• [Task description] Would you return the data exactly as given, except for its pictures?

[Excerpts from an interface dataset]
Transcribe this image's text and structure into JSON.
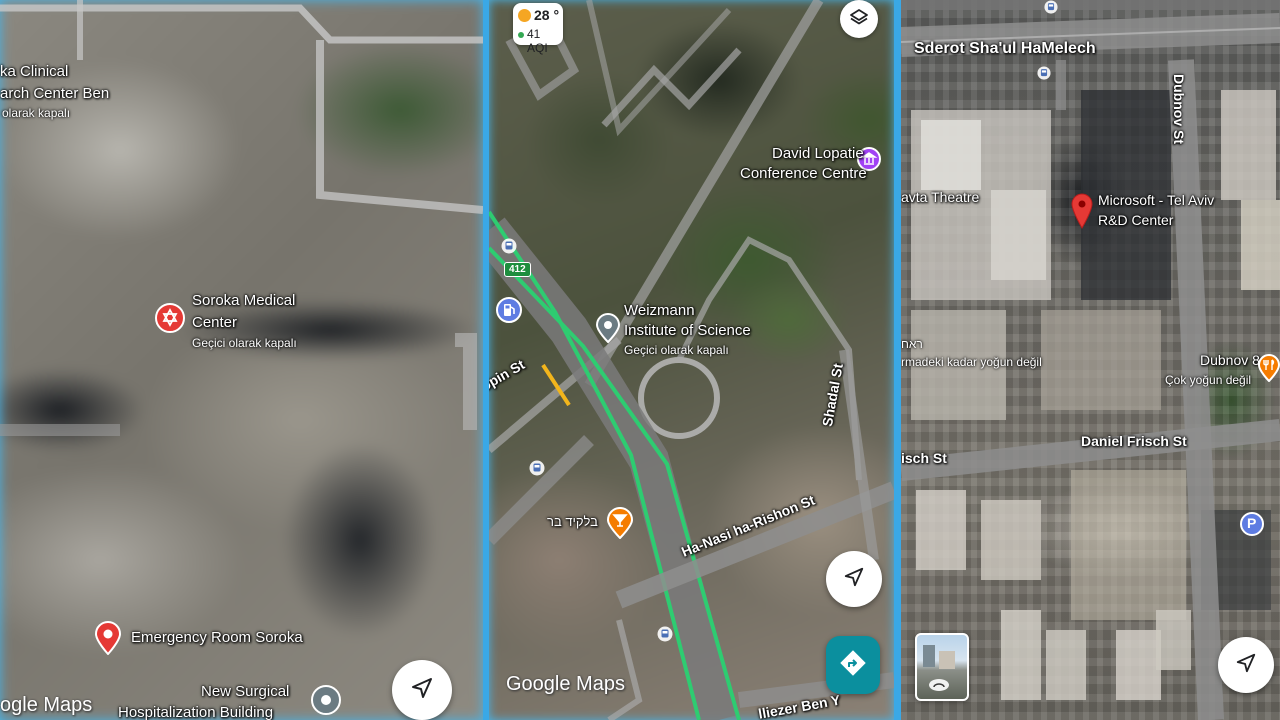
{
  "panel1": {
    "labels": {
      "clinical_line1": "ka Clinical",
      "clinical_line2": "arch Center Ben",
      "clinical_status": "olarak kapalı",
      "soroka_line1": "Soroka Medical",
      "soroka_line2": "Center",
      "soroka_status": "Geçici olarak kapalı",
      "emergency": "Emergency Room Soroka",
      "surgical_line1": "New Surgical",
      "surgical_line2": "Hospitalization Building",
      "watermark": "ogle Maps"
    },
    "pins": {
      "soroka_color": "#e53935",
      "emergency_color": "#e53935"
    },
    "icons": {
      "soroka_pin": "star-of-david-icon",
      "emergency_pin": "map-pin-icon",
      "surgical_pin": "place-pin-icon",
      "location_button": "navigation-arrow-icon"
    }
  },
  "panel2": {
    "weather": {
      "temperature": "28 °",
      "aqi": "41 AQI"
    },
    "labels": {
      "lopatie_line1": "David Lopatie",
      "lopatie_line2": "Conference Centre",
      "weizmann_line1": "Weizmann",
      "weizmann_line2": "Institute of Science",
      "weizmann_status": "Geçici olarak kapalı",
      "pub_name": "בלקיד בר",
      "watermark": "Google Maps"
    },
    "streets": {
      "chopin": "opin St",
      "shadal": "Shadal St",
      "hanasi": "Ha-Nasi ha-Rishon St",
      "eliezer": "lliezer Ben Y"
    },
    "highway_badge": "412",
    "colors": {
      "traffic_green": "#2ecc71",
      "traffic_yellow": "#f2b51c",
      "pub_pin": "#f57c00",
      "lopatie_pin": "#a142f4",
      "directions_button": "#0b8f9e"
    },
    "icons": {
      "layers": "layers-icon",
      "lopatie_pin": "landmark-icon",
      "weizmann_pin": "place-pin-icon",
      "pub_pin": "cocktail-icon",
      "gas_pin": "gas-station-icon",
      "location_button": "navigation-arrow-icon",
      "directions_button": "directions-icon",
      "bus_stop": "bus-icon",
      "sun": "sun-icon"
    }
  },
  "panel3": {
    "streets": {
      "shaul": "Sderot Sha'ul HaMelech",
      "dubnov": "Dubnov St",
      "daniel": "Daniel Frisch St",
      "frisch_left": "isch St"
    },
    "labels": {
      "theatre": "avta Theatre",
      "microsoft_line1": "Microsoft - Tel Aviv",
      "microsoft_line2": "R&D Center",
      "hebrew_label": "ראח",
      "busy_left": "rmadeki kadar yoğun değil",
      "dubnov8": "Dubnov 8",
      "dubnov8_status": "Çok yoğun değil",
      "parking_letter": "P"
    },
    "colors": {
      "microsoft_pin": "#e53935",
      "dubnov8_pin": "#f57c00",
      "parking_pin": "#5e7ce2"
    },
    "icons": {
      "microsoft_pin": "map-pin-icon",
      "dubnov8_pin": "restaurant-icon",
      "parking_pin": "parking-icon",
      "streetview": "street-view-icon",
      "location_button": "navigation-arrow-icon",
      "bus_stop": "bus-icon"
    }
  }
}
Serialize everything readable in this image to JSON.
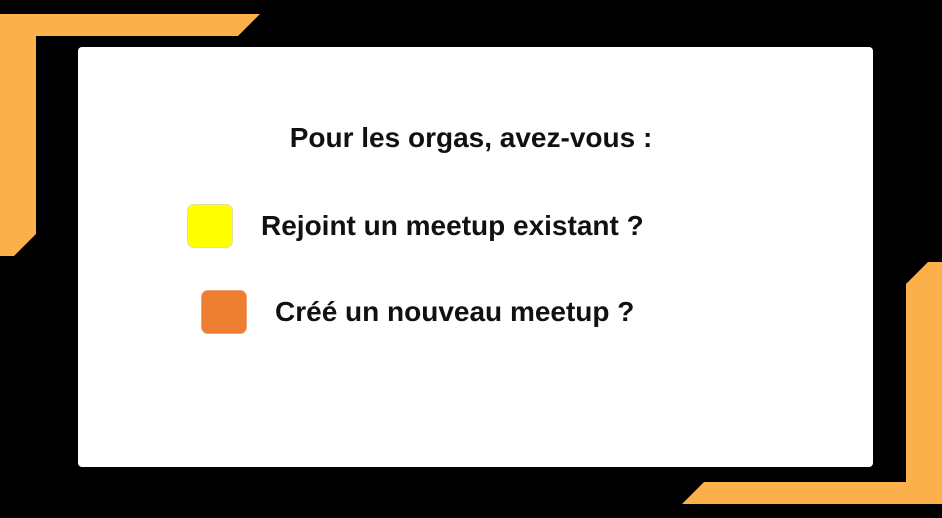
{
  "title": "Pour les orgas, avez-vous :",
  "options": [
    {
      "label": "Rejoint un meetup existant ?",
      "color": "#ffff00"
    },
    {
      "label": "Créé un nouveau meetup ?",
      "color": "#ed7d31"
    }
  ],
  "theme": {
    "background": "#000000",
    "accent": "#fbb04c",
    "card": "#ffffff"
  }
}
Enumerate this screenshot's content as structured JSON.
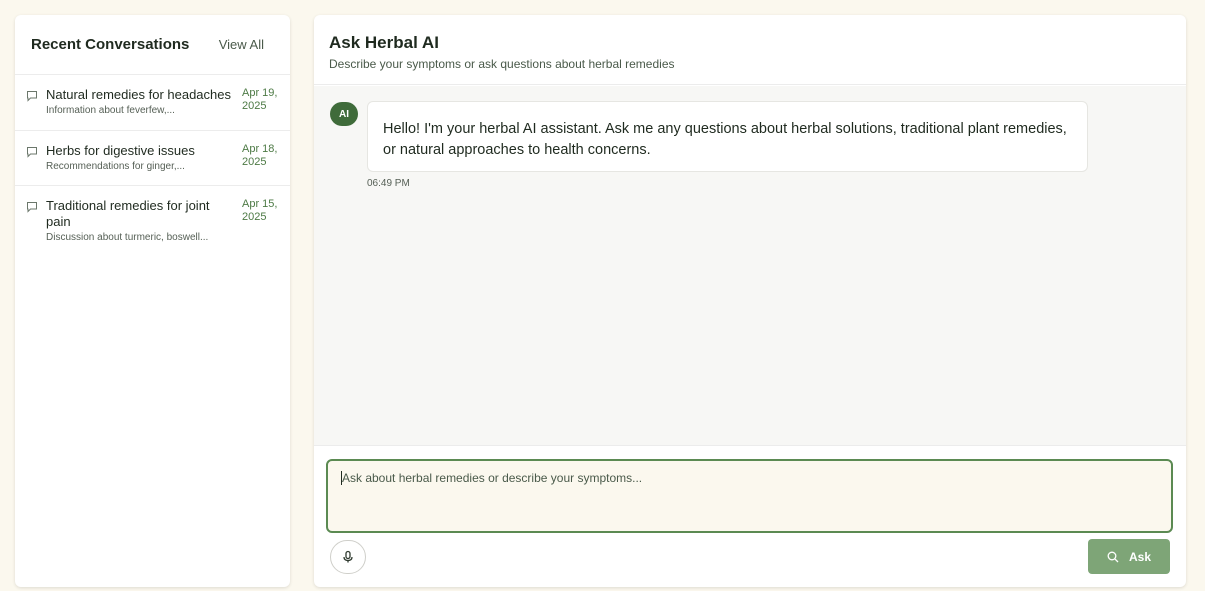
{
  "sidebar": {
    "title": "Recent Conversations",
    "view_all": "View All",
    "conversations": [
      {
        "title": "Natural remedies for headaches",
        "date": "Apr 19, 2025",
        "summary": "Information about feverfew,..."
      },
      {
        "title": "Herbs for digestive issues",
        "date": "Apr 18, 2025",
        "summary": "Recommendations for ginger,..."
      },
      {
        "title": "Traditional remedies for joint pain",
        "date": "Apr 15, 2025",
        "summary": "Discussion about turmeric, boswell..."
      }
    ]
  },
  "main": {
    "title": "Ask Herbal AI",
    "subtitle": "Describe your symptoms or ask questions about herbal remedies",
    "messages": [
      {
        "avatar": "AI",
        "text": "Hello! I'm your herbal AI assistant. Ask me any questions about herbal solutions, traditional plant remedies, or natural approaches to health concerns.",
        "time": "06:49 PM"
      }
    ],
    "input_placeholder": "Ask about herbal remedies or describe your symptoms...",
    "ask_label": "Ask"
  },
  "icons": {
    "conversation": "chat-bubble-icon",
    "mic": "microphone-icon",
    "search": "search-icon"
  },
  "colors": {
    "accent": "#3f6b3a",
    "button": "#7ea577",
    "page_bg": "#fbf8ee"
  }
}
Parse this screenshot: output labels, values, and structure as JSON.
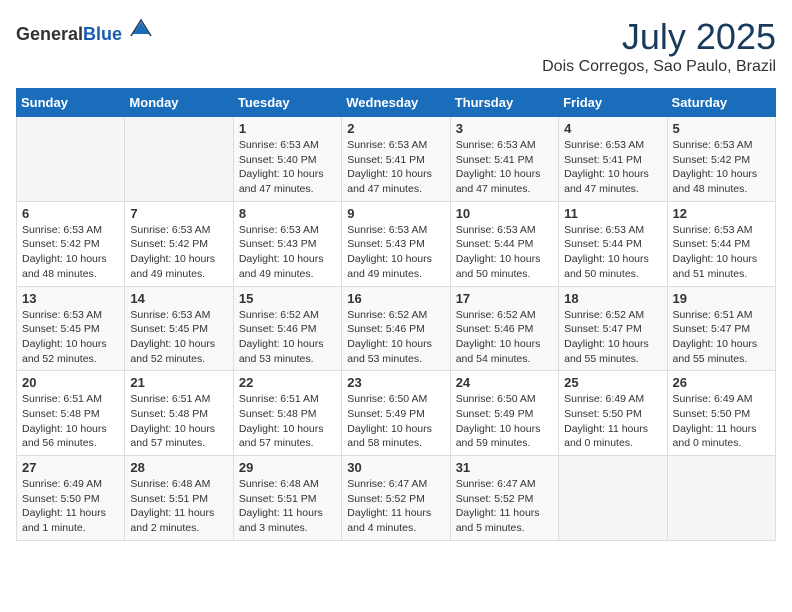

• [Exercise response]
Transcribe this image's text and structure into JSON.
{
  "panel1": {
    "labels": {
      "clinical_line1": "ka Clinical",
      "clinical_line2": "arch Center Ben",
      "clinical_status": "olarak kapalı",
      "soroka_line1": "Soroka Medical",
      "soroka_line2": "Center",
      "soroka_status": "Geçici olarak kapalı",
      "emergency": "Emergency Room Soroka",
      "surgical_line1": "New Surgical",
      "surgical_line2": "Hospitalization Building",
      "watermark": "ogle Maps"
    },
    "pins": {
      "soroka_color": "#e53935",
      "emergency_color": "#e53935"
    },
    "icons": {
      "soroka_pin": "star-of-david-icon",
      "emergency_pin": "map-pin-icon",
      "surgical_pin": "place-pin-icon",
      "location_button": "navigation-arrow-icon"
    }
  },
  "panel2": {
    "weather": {
      "temperature": "28 °",
      "aqi": "41 AQI"
    },
    "labels": {
      "lopatie_line1": "David Lopatie",
      "lopatie_line2": "Conference Centre",
      "weizmann_line1": "Weizmann",
      "weizmann_line2": "Institute of Science",
      "weizmann_status": "Geçici olarak kapalı",
      "pub_name": "בלקיד בר",
      "watermark": "Google Maps"
    },
    "streets": {
      "chopin": "opin St",
      "shadal": "Shadal St",
      "hanasi": "Ha-Nasi ha-Rishon St",
      "eliezer": "lliezer Ben Y"
    },
    "highway_badge": "412",
    "colors": {
      "traffic_green": "#2ecc71",
      "traffic_yellow": "#f2b51c",
      "pub_pin": "#f57c00",
      "lopatie_pin": "#a142f4",
      "directions_button": "#0b8f9e"
    },
    "icons": {
      "layers": "layers-icon",
      "lopatie_pin": "landmark-icon",
      "weizmann_pin": "place-pin-icon",
      "pub_pin": "cocktail-icon",
      "gas_pin": "gas-station-icon",
      "location_button": "navigation-arrow-icon",
      "directions_button": "directions-icon",
      "bus_stop": "bus-icon",
      "sun": "sun-icon"
    }
  },
  "panel3": {
    "streets": {
      "shaul": "Sderot Sha'ul HaMelech",
      "dubnov": "Dubnov St",
      "daniel": "Daniel Frisch St",
      "frisch_left": "isch St"
    },
    "labels": {
      "theatre": "avta Theatre",
      "microsoft_line1": "Microsoft - Tel Aviv",
      "microsoft_line2": "R&D Center",
      "hebrew_label": "ראח",
      "busy_left": "rmadeki kadar yoğun değil",
      "dubnov8": "Dubnov 8",
      "dubnov8_status": "Çok yoğun değil",
      "parking_letter": "P"
    },
    "colors": {
      "microsoft_pin": "#e53935",
      "dubnov8_pin": "#f57c00",
      "parking_pin": "#5e7ce2"
    },
    "icons": {
      "microsoft_pin": "map-pin-icon",
      "dubnov8_pin": "restaurant-icon",
      "parking_pin": "parking-icon",
      "streetview": "street-view-icon",
      "location_button": "navigation-arrow-icon",
      "bus_stop": "bus-icon"
    }
  }
}
Serialize everything readable in this image to JSON.
{
  "title": "Pour les orgas, avez-vous :",
  "options": [
    {
      "label": "Rejoint un meetup existant ?",
      "color": "#ffff00"
    },
    {
      "label": "Créé un nouveau meetup ?",
      "color": "#ed7d31"
    }
  ],
  "theme": {
    "background": "#000000",
    "accent": "#fbb04c",
    "card": "#ffffff"
  }
}
Enumerate this screenshot's content as structured JSON.
{
  "sidebar": {
    "title": "Recent Conversations",
    "view_all": "View All",
    "conversations": [
      {
        "title": "Natural remedies for headaches",
        "date": "Apr 19, 2025",
        "summary": "Information about feverfew,..."
      },
      {
        "title": "Herbs for digestive issues",
        "date": "Apr 18, 2025",
        "summary": "Recommendations for ginger,..."
      },
      {
        "title": "Traditional remedies for joint pain",
        "date": "Apr 15, 2025",
        "summary": "Discussion about turmeric, boswell..."
      }
    ]
  },
  "main": {
    "title": "Ask Herbal AI",
    "subtitle": "Describe your symptoms or ask questions about herbal remedies",
    "messages": [
      {
        "avatar": "AI",
        "text": "Hello! I'm your herbal AI assistant. Ask me any questions about herbal solutions, traditional plant remedies, or natural approaches to health concerns.",
        "time": "06:49 PM"
      }
    ],
    "input_placeholder": "Ask about herbal remedies or describe your symptoms...",
    "ask_label": "Ask"
  },
  "icons": {
    "conversation": "chat-bubble-icon",
    "mic": "microphone-icon",
    "search": "search-icon"
  },
  "colors": {
    "accent": "#3f6b3a",
    "button": "#7ea577",
    "page_bg": "#fbf8ee"
  }
}
Parse this screenshot: output labels, values, and structure as JSON.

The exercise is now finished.